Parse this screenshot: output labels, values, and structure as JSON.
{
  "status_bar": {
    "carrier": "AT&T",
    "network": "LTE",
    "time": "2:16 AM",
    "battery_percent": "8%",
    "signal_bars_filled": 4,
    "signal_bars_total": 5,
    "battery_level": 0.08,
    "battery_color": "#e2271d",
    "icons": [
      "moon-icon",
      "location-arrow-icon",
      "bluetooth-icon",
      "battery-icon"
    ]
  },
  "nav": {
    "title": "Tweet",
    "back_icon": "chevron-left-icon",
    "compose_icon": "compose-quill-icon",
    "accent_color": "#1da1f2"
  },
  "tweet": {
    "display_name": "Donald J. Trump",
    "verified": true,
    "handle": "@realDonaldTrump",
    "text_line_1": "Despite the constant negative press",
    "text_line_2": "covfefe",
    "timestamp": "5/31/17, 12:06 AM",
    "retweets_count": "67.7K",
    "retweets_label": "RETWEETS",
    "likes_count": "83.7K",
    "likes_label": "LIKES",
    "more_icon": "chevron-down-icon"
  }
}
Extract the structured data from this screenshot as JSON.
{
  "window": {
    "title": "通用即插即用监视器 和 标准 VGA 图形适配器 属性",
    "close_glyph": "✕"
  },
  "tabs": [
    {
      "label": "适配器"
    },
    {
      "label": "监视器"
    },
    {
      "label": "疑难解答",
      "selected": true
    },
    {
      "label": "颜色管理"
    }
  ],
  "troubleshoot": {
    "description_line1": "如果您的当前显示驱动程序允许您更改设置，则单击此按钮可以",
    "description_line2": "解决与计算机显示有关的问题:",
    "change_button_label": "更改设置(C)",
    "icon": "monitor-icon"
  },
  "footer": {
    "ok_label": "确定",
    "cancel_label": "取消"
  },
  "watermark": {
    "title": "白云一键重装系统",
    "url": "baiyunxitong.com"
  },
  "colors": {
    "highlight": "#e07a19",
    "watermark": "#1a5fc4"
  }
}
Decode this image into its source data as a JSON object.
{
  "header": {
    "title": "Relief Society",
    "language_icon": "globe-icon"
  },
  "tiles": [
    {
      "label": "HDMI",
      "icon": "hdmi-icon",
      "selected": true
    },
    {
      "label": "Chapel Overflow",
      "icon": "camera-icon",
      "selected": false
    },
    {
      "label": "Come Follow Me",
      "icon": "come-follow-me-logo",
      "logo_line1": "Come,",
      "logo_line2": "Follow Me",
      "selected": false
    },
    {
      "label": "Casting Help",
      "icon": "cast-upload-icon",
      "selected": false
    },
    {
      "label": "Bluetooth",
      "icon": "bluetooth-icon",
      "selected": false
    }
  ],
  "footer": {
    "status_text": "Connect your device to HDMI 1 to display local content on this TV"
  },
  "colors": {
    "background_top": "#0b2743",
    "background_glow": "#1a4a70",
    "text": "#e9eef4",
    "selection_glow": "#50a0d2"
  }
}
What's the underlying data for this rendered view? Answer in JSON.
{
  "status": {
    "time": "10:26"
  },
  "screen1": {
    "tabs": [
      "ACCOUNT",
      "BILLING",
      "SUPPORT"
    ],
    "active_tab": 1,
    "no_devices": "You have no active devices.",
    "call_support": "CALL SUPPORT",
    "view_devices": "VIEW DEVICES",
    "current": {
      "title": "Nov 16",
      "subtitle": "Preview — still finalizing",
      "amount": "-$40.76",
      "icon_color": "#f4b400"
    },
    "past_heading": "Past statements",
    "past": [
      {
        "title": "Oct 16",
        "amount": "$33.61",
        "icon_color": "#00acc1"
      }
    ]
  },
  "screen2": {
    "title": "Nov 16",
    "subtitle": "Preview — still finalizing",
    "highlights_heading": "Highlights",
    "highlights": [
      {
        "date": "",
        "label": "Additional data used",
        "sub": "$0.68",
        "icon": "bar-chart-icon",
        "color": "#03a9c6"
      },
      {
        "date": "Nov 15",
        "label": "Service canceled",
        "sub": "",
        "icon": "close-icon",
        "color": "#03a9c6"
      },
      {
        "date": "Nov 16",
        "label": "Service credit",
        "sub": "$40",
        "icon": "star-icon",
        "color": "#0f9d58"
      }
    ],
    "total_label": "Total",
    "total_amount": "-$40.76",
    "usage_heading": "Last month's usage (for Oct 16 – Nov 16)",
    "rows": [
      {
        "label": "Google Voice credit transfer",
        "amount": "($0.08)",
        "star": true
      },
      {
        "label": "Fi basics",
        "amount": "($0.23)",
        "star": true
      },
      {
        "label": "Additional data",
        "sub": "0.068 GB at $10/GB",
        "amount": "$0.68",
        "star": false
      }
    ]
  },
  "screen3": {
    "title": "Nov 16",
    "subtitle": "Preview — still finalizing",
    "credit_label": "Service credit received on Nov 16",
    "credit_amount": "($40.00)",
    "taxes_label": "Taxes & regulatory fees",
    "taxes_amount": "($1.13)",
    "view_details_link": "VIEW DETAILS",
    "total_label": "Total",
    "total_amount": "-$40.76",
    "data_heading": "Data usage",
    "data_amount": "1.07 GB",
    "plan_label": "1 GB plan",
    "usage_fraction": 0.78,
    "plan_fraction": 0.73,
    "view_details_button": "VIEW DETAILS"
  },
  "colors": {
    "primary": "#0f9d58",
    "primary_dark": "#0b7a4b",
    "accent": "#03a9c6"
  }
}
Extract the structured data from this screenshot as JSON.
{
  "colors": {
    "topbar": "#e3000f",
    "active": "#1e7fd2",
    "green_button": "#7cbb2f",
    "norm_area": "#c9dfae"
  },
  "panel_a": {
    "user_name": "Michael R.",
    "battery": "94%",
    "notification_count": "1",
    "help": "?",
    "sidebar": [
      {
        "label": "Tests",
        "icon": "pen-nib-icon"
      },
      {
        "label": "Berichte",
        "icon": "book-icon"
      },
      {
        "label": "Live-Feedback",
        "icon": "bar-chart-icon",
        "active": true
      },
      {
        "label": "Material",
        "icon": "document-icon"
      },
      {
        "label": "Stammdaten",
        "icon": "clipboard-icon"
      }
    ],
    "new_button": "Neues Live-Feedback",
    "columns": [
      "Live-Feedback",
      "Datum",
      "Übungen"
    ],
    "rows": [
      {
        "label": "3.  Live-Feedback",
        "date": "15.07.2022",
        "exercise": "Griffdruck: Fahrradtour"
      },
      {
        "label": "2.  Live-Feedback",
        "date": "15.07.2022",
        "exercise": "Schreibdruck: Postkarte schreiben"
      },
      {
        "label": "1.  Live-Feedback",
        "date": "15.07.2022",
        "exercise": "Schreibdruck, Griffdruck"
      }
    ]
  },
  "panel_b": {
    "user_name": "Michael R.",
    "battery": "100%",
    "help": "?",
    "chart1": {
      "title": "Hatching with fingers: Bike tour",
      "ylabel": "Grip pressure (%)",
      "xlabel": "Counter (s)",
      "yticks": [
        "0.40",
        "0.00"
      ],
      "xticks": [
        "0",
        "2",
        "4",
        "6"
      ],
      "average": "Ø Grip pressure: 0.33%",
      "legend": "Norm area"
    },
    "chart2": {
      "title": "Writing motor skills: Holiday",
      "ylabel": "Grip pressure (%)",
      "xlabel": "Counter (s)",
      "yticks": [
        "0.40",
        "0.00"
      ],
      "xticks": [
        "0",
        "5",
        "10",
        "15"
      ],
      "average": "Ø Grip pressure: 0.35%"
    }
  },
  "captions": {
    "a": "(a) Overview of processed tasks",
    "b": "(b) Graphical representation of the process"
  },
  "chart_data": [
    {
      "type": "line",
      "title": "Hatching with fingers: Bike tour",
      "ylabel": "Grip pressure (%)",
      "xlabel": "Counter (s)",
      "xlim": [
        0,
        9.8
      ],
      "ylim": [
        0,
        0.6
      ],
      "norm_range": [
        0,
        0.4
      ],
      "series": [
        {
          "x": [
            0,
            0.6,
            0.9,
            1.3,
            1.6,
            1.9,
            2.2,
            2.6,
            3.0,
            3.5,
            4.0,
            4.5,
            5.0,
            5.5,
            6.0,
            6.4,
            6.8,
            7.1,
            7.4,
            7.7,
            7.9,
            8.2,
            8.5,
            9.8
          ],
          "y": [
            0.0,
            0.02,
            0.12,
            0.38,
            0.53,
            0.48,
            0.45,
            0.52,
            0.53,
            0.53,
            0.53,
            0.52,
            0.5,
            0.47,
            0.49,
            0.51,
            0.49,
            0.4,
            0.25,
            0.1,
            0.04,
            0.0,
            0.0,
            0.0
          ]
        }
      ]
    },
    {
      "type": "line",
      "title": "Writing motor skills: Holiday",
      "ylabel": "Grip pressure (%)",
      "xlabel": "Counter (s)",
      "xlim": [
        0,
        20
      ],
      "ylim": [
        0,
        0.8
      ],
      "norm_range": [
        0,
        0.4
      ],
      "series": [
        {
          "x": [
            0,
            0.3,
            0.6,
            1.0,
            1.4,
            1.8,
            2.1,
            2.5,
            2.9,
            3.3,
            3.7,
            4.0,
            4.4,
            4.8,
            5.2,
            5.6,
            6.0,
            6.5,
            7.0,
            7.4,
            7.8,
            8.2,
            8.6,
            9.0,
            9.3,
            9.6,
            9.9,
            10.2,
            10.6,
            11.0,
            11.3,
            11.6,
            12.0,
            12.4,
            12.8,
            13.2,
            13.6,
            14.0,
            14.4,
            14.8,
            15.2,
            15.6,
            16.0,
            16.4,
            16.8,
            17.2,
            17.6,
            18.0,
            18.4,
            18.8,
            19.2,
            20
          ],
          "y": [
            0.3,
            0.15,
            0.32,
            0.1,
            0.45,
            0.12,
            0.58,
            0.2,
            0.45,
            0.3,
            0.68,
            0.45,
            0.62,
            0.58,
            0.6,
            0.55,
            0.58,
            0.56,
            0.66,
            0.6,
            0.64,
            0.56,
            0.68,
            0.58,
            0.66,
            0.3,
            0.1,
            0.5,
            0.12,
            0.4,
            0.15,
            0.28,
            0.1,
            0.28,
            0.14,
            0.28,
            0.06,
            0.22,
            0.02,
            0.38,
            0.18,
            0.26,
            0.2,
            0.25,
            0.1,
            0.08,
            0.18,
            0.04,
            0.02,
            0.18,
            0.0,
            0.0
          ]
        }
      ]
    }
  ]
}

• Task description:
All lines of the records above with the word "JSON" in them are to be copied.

• Completed task:
Parse this screenshot: output labels, values, and structure as JSON.
Extract the structured data from this screenshot as JSON.
Decode this image into its source data as a JSON object.
What's the underlying data for this rendered view? Answer in JSON.
Extract the structured data from this screenshot as JSON.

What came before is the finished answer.